(Records from a collection)
-- Opening Marker --
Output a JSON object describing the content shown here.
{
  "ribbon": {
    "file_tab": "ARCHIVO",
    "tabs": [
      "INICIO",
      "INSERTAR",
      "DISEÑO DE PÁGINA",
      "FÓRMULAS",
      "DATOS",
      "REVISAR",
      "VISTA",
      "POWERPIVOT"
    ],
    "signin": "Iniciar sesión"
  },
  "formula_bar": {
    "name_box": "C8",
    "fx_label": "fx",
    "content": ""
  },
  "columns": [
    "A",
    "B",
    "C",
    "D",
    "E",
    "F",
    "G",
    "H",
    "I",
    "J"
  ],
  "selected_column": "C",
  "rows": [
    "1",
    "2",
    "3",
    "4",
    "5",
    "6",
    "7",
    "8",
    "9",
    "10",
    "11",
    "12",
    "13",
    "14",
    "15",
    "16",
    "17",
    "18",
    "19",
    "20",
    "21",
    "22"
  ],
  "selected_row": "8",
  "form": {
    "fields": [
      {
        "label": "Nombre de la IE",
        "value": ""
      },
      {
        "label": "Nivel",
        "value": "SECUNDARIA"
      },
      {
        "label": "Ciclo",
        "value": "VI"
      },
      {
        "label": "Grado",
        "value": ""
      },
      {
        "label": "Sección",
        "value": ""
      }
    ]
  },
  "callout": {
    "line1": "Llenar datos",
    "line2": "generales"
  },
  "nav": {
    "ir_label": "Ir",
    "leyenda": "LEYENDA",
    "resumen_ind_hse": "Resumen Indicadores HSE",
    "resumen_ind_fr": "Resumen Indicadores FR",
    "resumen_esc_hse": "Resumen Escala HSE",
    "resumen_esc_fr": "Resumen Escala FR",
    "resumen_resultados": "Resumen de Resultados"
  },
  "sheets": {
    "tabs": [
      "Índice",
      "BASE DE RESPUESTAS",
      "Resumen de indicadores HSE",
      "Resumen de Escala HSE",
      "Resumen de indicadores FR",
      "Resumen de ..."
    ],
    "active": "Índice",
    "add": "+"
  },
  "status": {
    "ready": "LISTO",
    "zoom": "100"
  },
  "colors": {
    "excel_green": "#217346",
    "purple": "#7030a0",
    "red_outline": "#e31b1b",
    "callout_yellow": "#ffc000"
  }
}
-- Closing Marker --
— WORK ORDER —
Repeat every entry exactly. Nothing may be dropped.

— ANSWER TO THIS PROBLEM —
Output a JSON object describing the content shown here.
{
  "ribbon": {
    "file_tab": "ARCHIVO",
    "tabs": [
      "INICIO",
      "INSERTAR",
      "DISEÑO DE PÁGINA",
      "FÓRMULAS",
      "DATOS",
      "REVISAR",
      "VISTA",
      "POWERPIVOT"
    ],
    "signin": "Iniciar sesión"
  },
  "formula_bar": {
    "name_box": "C8",
    "fx_label": "fx",
    "content": ""
  },
  "columns": [
    "A",
    "B",
    "C",
    "D",
    "E",
    "F",
    "G",
    "H",
    "I",
    "J"
  ],
  "selected_column": "C",
  "rows": [
    "1",
    "2",
    "3",
    "4",
    "5",
    "6",
    "7",
    "8",
    "9",
    "10",
    "11",
    "12",
    "13",
    "14",
    "15",
    "16",
    "17",
    "18",
    "19",
    "20",
    "21",
    "22"
  ],
  "selected_row": "8",
  "form": {
    "fields": [
      {
        "label": "Nombre de la IE",
        "value": ""
      },
      {
        "label": "Nivel",
        "value": "SECUNDARIA"
      },
      {
        "label": "Ciclo",
        "value": "VI"
      },
      {
        "label": "Grado",
        "value": ""
      },
      {
        "label": "Sección",
        "value": ""
      }
    ]
  },
  "callout": {
    "line1": "Llenar datos",
    "line2": "generales"
  },
  "nav": {
    "ir_label": "Ir",
    "leyenda": "LEYENDA",
    "resumen_ind_hse": "Resumen Indicadores HSE",
    "resumen_ind_fr": "Resumen Indicadores FR",
    "resumen_esc_hse": "Resumen Escala HSE",
    "resumen_esc_fr": "Resumen Escala FR",
    "resumen_resultados": "Resumen de Resultados"
  },
  "sheets": {
    "tabs": [
      "Índice",
      "BASE DE RESPUESTAS",
      "Resumen de indicadores HSE",
      "Resumen de Escala HSE",
      "Resumen de indicadores FR",
      "Resumen de ..."
    ],
    "active": "Índice",
    "add": "+"
  },
  "status": {
    "ready": "LISTO",
    "zoom": "100"
  },
  "colors": {
    "excel_green": "#217346",
    "purple": "#7030a0",
    "red_outline": "#e31b1b",
    "callout_yellow": "#ffc000"
  }
}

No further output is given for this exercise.